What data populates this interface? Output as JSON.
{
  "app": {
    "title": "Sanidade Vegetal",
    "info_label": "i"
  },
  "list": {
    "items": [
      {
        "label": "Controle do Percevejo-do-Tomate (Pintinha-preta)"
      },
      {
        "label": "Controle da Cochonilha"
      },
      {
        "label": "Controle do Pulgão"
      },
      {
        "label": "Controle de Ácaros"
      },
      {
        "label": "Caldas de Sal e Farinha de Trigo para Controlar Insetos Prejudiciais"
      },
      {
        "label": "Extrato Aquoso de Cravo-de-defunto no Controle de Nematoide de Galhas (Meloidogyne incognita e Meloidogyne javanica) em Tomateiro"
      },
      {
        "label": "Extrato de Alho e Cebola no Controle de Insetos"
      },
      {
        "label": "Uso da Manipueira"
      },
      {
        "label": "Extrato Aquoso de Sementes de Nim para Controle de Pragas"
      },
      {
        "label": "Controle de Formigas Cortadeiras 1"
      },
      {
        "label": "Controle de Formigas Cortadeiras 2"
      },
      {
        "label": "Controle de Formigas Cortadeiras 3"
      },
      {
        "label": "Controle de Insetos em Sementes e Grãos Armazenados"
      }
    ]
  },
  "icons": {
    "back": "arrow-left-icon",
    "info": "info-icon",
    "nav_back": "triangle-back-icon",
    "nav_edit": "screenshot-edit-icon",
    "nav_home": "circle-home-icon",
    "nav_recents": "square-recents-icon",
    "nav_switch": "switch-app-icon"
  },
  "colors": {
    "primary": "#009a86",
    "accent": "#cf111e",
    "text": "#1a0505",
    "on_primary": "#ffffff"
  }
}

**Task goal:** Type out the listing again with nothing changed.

**Result below:**
What data populates this interface? Output as JSON.
{
  "app": {
    "title": "Sanidade Vegetal",
    "info_label": "i"
  },
  "list": {
    "items": [
      {
        "label": "Controle do Percevejo-do-Tomate (Pintinha-preta)"
      },
      {
        "label": "Controle da Cochonilha"
      },
      {
        "label": "Controle do Pulgão"
      },
      {
        "label": "Controle de Ácaros"
      },
      {
        "label": "Caldas de Sal e Farinha de Trigo para Controlar Insetos Prejudiciais"
      },
      {
        "label": "Extrato Aquoso de Cravo-de-defunto no Controle de Nematoide de Galhas (Meloidogyne incognita e Meloidogyne javanica) em Tomateiro"
      },
      {
        "label": "Extrato de Alho e Cebola no Controle de Insetos"
      },
      {
        "label": "Uso da Manipueira"
      },
      {
        "label": "Extrato Aquoso de Sementes de Nim para Controle de Pragas"
      },
      {
        "label": "Controle de Formigas Cortadeiras 1"
      },
      {
        "label": "Controle de Formigas Cortadeiras 2"
      },
      {
        "label": "Controle de Formigas Cortadeiras 3"
      },
      {
        "label": "Controle de Insetos em Sementes e Grãos Armazenados"
      }
    ]
  },
  "icons": {
    "back": "arrow-left-icon",
    "info": "info-icon",
    "nav_back": "triangle-back-icon",
    "nav_edit": "screenshot-edit-icon",
    "nav_home": "circle-home-icon",
    "nav_recents": "square-recents-icon",
    "nav_switch": "switch-app-icon"
  },
  "colors": {
    "primary": "#009a86",
    "accent": "#cf111e",
    "text": "#1a0505",
    "on_primary": "#ffffff"
  }
}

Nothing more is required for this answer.